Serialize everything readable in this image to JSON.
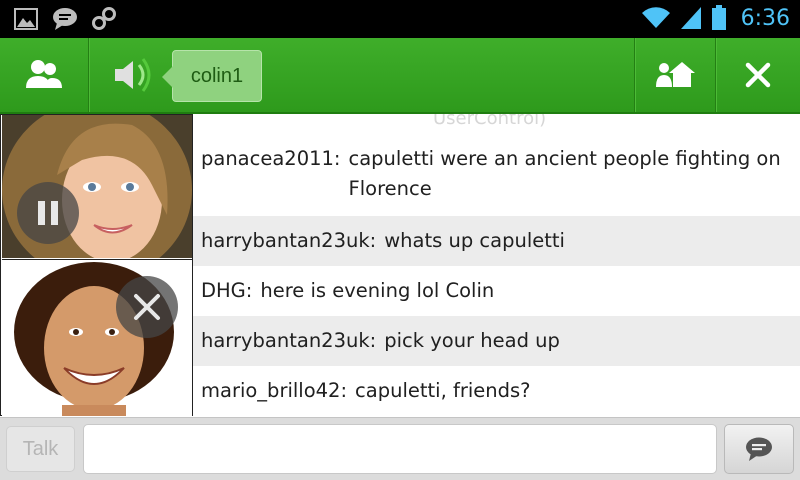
{
  "status_bar": {
    "time": "6:36",
    "icons": [
      "gallery-icon",
      "chat-bubble-icon",
      "share-icon",
      "wifi-icon",
      "signal-icon",
      "battery-icon"
    ]
  },
  "action_bar": {
    "nickname": "colin1",
    "icons": [
      "contacts-icon",
      "speaker-icon",
      "home-users-icon",
      "close-icon"
    ],
    "accent": "#3fae2a"
  },
  "chat": {
    "top_partial": "UserControl)",
    "messages": [
      {
        "user": "panacea2011:",
        "text": "capuletti were an ancient people fighting on Florence"
      },
      {
        "user": "harrybantan23uk:",
        "text": "whats up capuletti"
      },
      {
        "user": "DHG:",
        "text": "here is evening lol Colin"
      },
      {
        "user": "harrybantan23uk:",
        "text": "pick your head up"
      },
      {
        "user": "mario_brillo42:",
        "text": "capuletti, friends?"
      }
    ]
  },
  "video": {
    "icons": [
      "pause-icon",
      "close-icon"
    ]
  },
  "bottom_bar": {
    "talk_label": "Talk",
    "input_placeholder": "",
    "send_icon": "message-send-icon"
  }
}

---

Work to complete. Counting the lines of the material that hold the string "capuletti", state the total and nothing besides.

Exercise output. 3